This book provides the first serious look at the origins and development of the role of soldier-policemen: the gendarmeries of nineteenth-century Europe. Looking at how the model was first developed in France and then exported across Europe, Emsley argues that gendarmes played a significant role in establishing the state, particularly in rural areas.
The history of policing has been the subject of much interest and research. This text provides an academic exploration of the origins and development of the role of soldier-policemen - the gendarmeries of 19th-century Europe - examining how and why the model came to be exported from France.
Includes bibliographical references (p. -283) and index.
Table of Contents
Part 1: The Coming of the Gendarmes
2. The most useful corps for the nation: The marechaussee
3. Gendarmes and the Revolution
4. Gendarmes in Napoleonic France
Part 2: France: Consolidation
5. The Gendarmerie and the Restoration
6. Gendarmes and the July Monarchy
7. Gendarmes Imperial and Republican
Part 3: Europe: Spreading the Model
8. Policing Rural Europe before Napoleon
9. Gendarmes across the Empire
10. Gendarmes beyond the Empire
11. Variations: Carabinieri
12. Variations: Landjagers and Gendarmes
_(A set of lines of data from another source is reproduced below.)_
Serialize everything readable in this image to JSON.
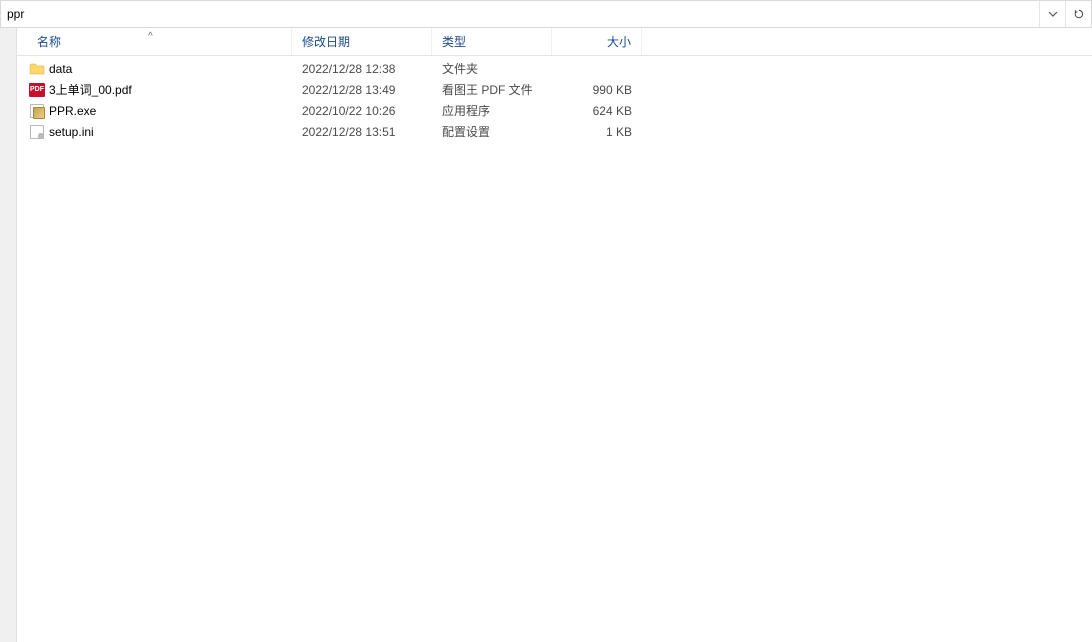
{
  "address": {
    "value": "ppr"
  },
  "sort_indicator": "^",
  "columns": {
    "name": "名称",
    "date": "修改日期",
    "type": "类型",
    "size": "大小"
  },
  "files": [
    {
      "icon": "folder",
      "name": "data",
      "date": "2022/12/28 12:38",
      "type": "文件夹",
      "size": ""
    },
    {
      "icon": "pdf",
      "name": "3上单词_00.pdf",
      "date": "2022/12/28 13:49",
      "type": "看图王 PDF 文件",
      "size": "990 KB"
    },
    {
      "icon": "exe",
      "name": "PPR.exe",
      "date": "2022/10/22 10:26",
      "type": "应用程序",
      "size": "624 KB"
    },
    {
      "icon": "ini",
      "name": "setup.ini",
      "date": "2022/12/28 13:51",
      "type": "配置设置",
      "size": "1 KB"
    }
  ]
}
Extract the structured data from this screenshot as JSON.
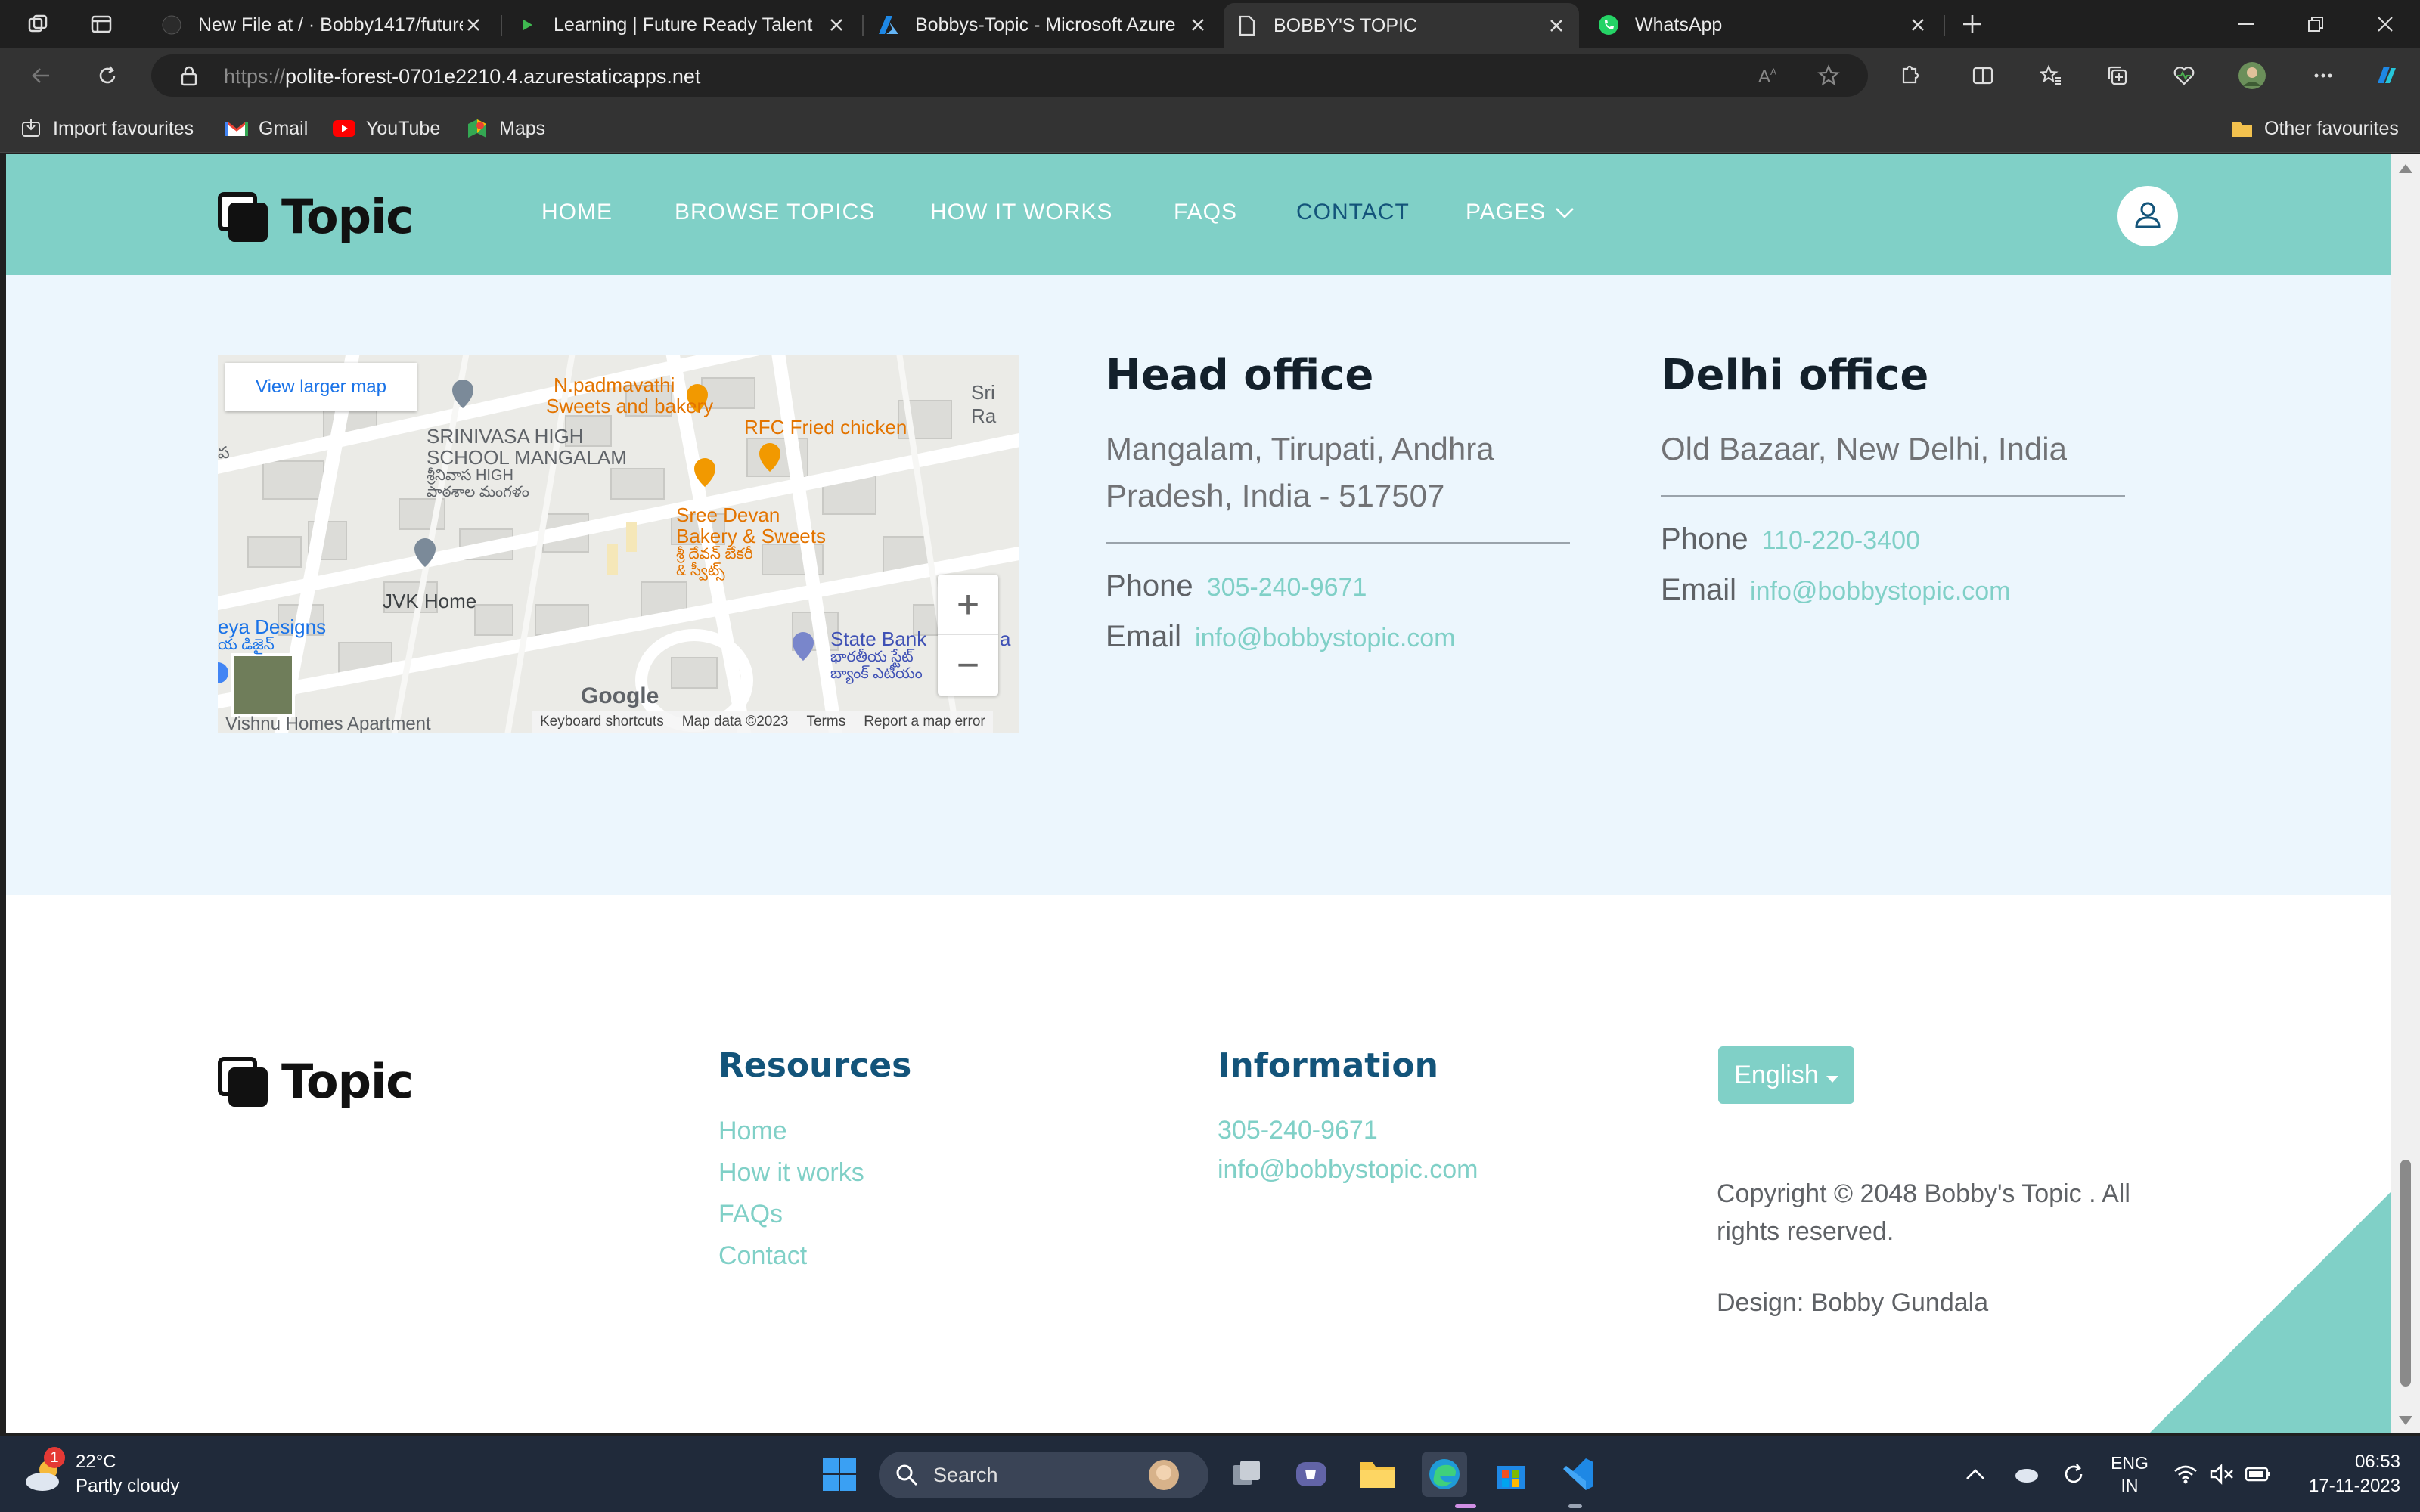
{
  "browser": {
    "tabs": [
      {
        "title": "New File at / · Bobby1417/future",
        "icon": "github-icon",
        "active": false
      },
      {
        "title": "Learning | Future Ready Talent",
        "icon": "play-icon",
        "active": false
      },
      {
        "title": "Bobbys-Topic - Microsoft Azure",
        "icon": "azure-icon",
        "active": false
      },
      {
        "title": "BOBBY'S TOPIC",
        "icon": "page-icon",
        "active": true
      },
      {
        "title": "WhatsApp",
        "icon": "whatsapp-icon",
        "active": false
      }
    ],
    "url_prefix": "https://",
    "url_host": "polite-forest-0701e2210.4.azurestaticapps.net",
    "bookmarks": [
      {
        "label": "Import favourites",
        "icon": "import-icon"
      },
      {
        "label": "Gmail",
        "icon": "gmail-icon"
      },
      {
        "label": "YouTube",
        "icon": "youtube-icon"
      },
      {
        "label": "Maps",
        "icon": "maps-icon"
      }
    ],
    "other_favourites": "Other favourites"
  },
  "site": {
    "logo": "Topic",
    "nav": [
      "HOME",
      "BROWSE TOPICS",
      "HOW IT WORKS",
      "FAQS",
      "CONTACT",
      "PAGES"
    ],
    "active_nav": "CONTACT",
    "accent": "#80d0c7",
    "primary": "#13547a"
  },
  "map": {
    "view_larger": "View larger map",
    "labels": {
      "padmavathi": "N.padmavathi",
      "padmavathi2": "Sweets and bakery",
      "srinivasa1": "SRINIVASA HIGH",
      "srinivasa2": "SCHOOL MANGALAM",
      "srinivasa_te1": "శ్రీనివాస HIGH",
      "srinivasa_te2": "పాఠశాల మంగళం",
      "rfc": "RFC Fried chicken",
      "sri_ra": "Sri Ra",
      "devan1": "Sree Devan",
      "devan2": "Bakery & Sweets",
      "devan_te1": "శ్రీ దేవన్ బేకరీ",
      "devan_te2": "& స్వీట్స్",
      "jvk": "JVK Home",
      "eya": "eya Designs",
      "eya_te": "య డిజైన్",
      "state_bank": "State Bank",
      "state_bank_te1": "భారతీయ స్టేట్",
      "state_bank_te2": "బ్యాంక్ ఎటీయం",
      "a_suffix": "a",
      "vishnu": "Vishnu Homes Apartment",
      "left_char": "ప"
    },
    "google": "Google",
    "keyboard": "Keyboard shortcuts",
    "mapdata": "Map data ©2023",
    "terms": "Terms",
    "report": "Report a map error",
    "zoom_in": "+",
    "zoom_out": "−"
  },
  "head_office": {
    "title": "Head office",
    "address": "Mangalam, Tirupati, Andhra Pradesh, India - 517507",
    "phone_label": "Phone",
    "phone": "305-240-9671",
    "email_label": "Email",
    "email": "info@bobbystopic.com"
  },
  "delhi_office": {
    "title": "Delhi office",
    "address": "Old Bazaar, New Delhi, India",
    "phone_label": "Phone",
    "phone": "110-220-3400",
    "email_label": "Email",
    "email": "info@bobbystopic.com"
  },
  "footer": {
    "logo": "Topic",
    "resources_title": "Resources",
    "resources": [
      "Home",
      "How it works",
      "FAQs",
      "Contact"
    ],
    "information_title": "Information",
    "phone": "305-240-9671",
    "email": "info@bobbystopic.com",
    "language": "English",
    "copyright": "Copyright © 2048 Bobby's Topic . All rights reserved.",
    "design": "Design: Bobby Gundala"
  },
  "taskbar": {
    "weather_badge": "1",
    "temperature": "22°C",
    "weather": "Partly cloudy",
    "search": "Search",
    "lang1": "ENG",
    "lang2": "IN",
    "time": "06:53",
    "date": "17-11-2023"
  }
}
13. Variations: The Habsburg Lands
14. Variations: Elsewhere
15. 'The man praising order'